American Holidays I
Martin Luther King, JR. Day
In 1986, the U.S. Congress made a new holiday. It said that the third Monday in January would be a federal holiday to honor the nation’s greatest civil rights leader, Martin Luther King, Jr.
King was born on January 15, 1929 in Atlanta, Georgia. Like his father, he became a Baptist preacher. His first position was at a church in Montgomery, Alabama. It was there that he was chosen to lead a protest against the local bus company. The buses did not allow blacks to sit in certain seats. King led a boycott of the buses. He urged Montgomery’s black people not to use the buses. Finally, the bus rule was changed. Blacks could sit in any seats they wanted. The Montgomery boycott was King’s first great victory as a civil rights leader. He led many more protests against the unequal treatment of black people.
King made clear that he believed in nonviolent protest. Blacks, he said, should object to bad laws and unfair treatment. But they should never use violence to get what they wanted. He, like many other civil rights leaders, often went to jail for breaking the law. Yet he always made his followers act peacefully, even when they were sprayed with fire hoses, bitten by attack dogs, and clubbed by police officers. In 1964, King won the Nobel Peace Prize for his leadership of the civil rights movement.
On April 4, 1968, Martin Luther King, Jr., was shot and killed in Memphis, Tennessee. The January holiday keeps alive the memory of a great champion of equal rights for all people.

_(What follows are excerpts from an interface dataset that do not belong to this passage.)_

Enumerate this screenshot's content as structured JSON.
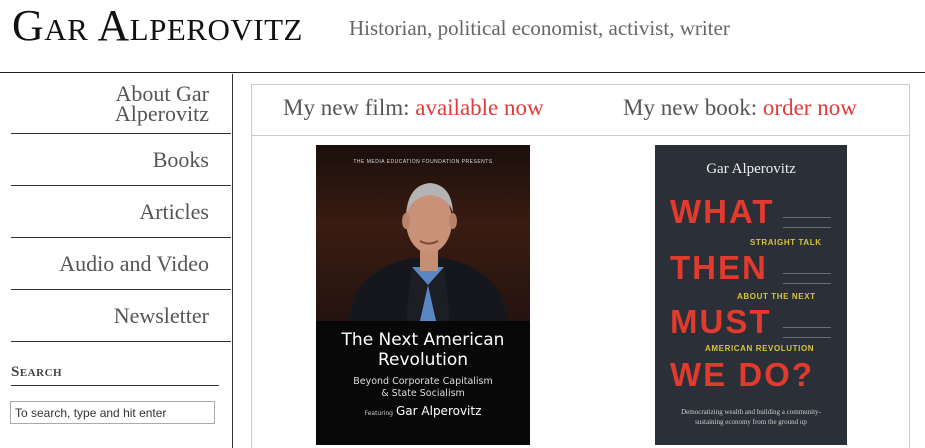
{
  "header": {
    "site_title": "Gar Alperovitz",
    "tagline": "Historian, political economist, activist, writer"
  },
  "nav": {
    "items": [
      {
        "label_line1": "About Gar",
        "label_line2": "Alperovitz"
      },
      {
        "label": "Books"
      },
      {
        "label": "Articles"
      },
      {
        "label": "Audio and Video"
      },
      {
        "label": "Newsletter"
      }
    ]
  },
  "search": {
    "heading": "Search",
    "placeholder": "To search, type and hit enter"
  },
  "promos": {
    "film_prefix": "My new film:",
    "film_link": "available now",
    "book_prefix": "My new book:",
    "book_link": "order now"
  },
  "film_cover": {
    "presents": "THE MEDIA EDUCATION FOUNDATION PRESENTS",
    "title_line1": "The Next American",
    "title_line2": "Revolution",
    "subtitle_line1": "Beyond Corporate Capitalism",
    "subtitle_line2": "& State Socialism",
    "featuring_label": "Featuring",
    "featuring_name": "Gar Alperovitz"
  },
  "book_cover": {
    "author": "Gar Alperovitz",
    "word1": "WHAT",
    "word2": "THEN",
    "word3": "MUST",
    "word4": "WE DO?",
    "tag1": "STRAIGHT TALK",
    "tag2": "ABOUT THE NEXT",
    "tag3": "AMERICAN REVOLUTION",
    "bottom_line1": "Democratizing wealth and building a community-",
    "bottom_line2": "sustaining economy from the ground up",
    "colors": {
      "background": "#2b3038",
      "title": "#e23a2c",
      "tagline": "#d9c43a"
    }
  },
  "colors": {
    "link": "#e03a3a",
    "text": "#555555"
  }
}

The third Monday in February is a holiday to honor two great presidents: George Washington and Abraham Lincoln.
George Washington (born in Virginia on February 22, 1732) first made a name for himself as a soldier in the French and Indian War. He later spoke out against England’s treatment of the colonies. In 1775, Congress chose Washington to command the army. He led it to victory after many defeats and hardships.
Washington went back to private life, but he knew his country still needed him. He served as president of the meeting that wrote the Constitution. Then, in 1789, he was elected the first president of the United States. He served two terms before retiring to his Mount Vernon home. There he died in 1799.
Abraham Lincoln was born on February 12, 1809 in a Kentucky log cabin. Raised in a pioneer family, Lincoln had little time for school. He moved with his parents to Indiana and later to Illinois. There he began his career as a lawyer and a politician.
Abraham Lincoln, who famously said, “You can fool some of the people all of the time, and all of the people some of the time, but you can’t fool all of the people all of the time”, had several nicknames.
When Lincoln was young, his neighbors called him ‘Honest Abe’ because of his sincerity and character. Later, when he became president, he was called ‘Tycoon’, a title originally used in Japan to refer to the military commander. Lincoln was called so because of his role in keeping the country united during Civil War. The two most famous nicknames for Lincoln were ‘Liberator’ and ‘Emancipator’, for his efforts in freeing millions of slaves in America.
In the 1850s, Lincoln became a national figure when he spoke out against the spread of slavery. He was elected president in 1860, but his election caused states in the South to leave the Union. Lincoln spent his term as president bringing the country back together through the bloody Civil War. Less than a week after the war ended, Lincoln was killed while watching a play.
On Presidents’ Day we salute the “father of our country” and the man who held it together during its worst crisis.
“Memorial Day” is the second name for the holiday that is celebrated on the last Monday in May. Its first name was “Decoration Day.” The idea of the holiday was to decorate the graves of soldiers who had died in the Civil War.
No one knows the exact number of Americans—from both the North and the South—who died in the Civil War. At least 600,000 either were killed in combat or died of disease while in the army. Fresh graves had to be dug constantly to bury the dead young men from the Union and Confederate armies.
In 1866, the year after the Civil War ended, people in Waterloo, New York, began placing flowers and small flags on the graves of Northern soldiers. That same year, people in Columbus, Mississippi, began placing flowers on the graves of both Northern and Southern soldiers who were buried nearby. In 1868, a general in the Northern army, John A. Logan, said that May 30 should be set aside as a day to honor dead Union soldiers.
After World War I, Decoration Day became Memorial Day. Instead of a day to decorate the graves of those who fell in the Civil War, it became a holiday to remember all who gave their lives fighting for their country. Today, Americans salute the men and women who died fighting in all U.S. wars: the two World Wars, Korean War, Vietnam War, and Desert Storm as well as the earlier wars. In 1971, Congress changed the Memorial Day holiday from May 30 to the last Monday in May.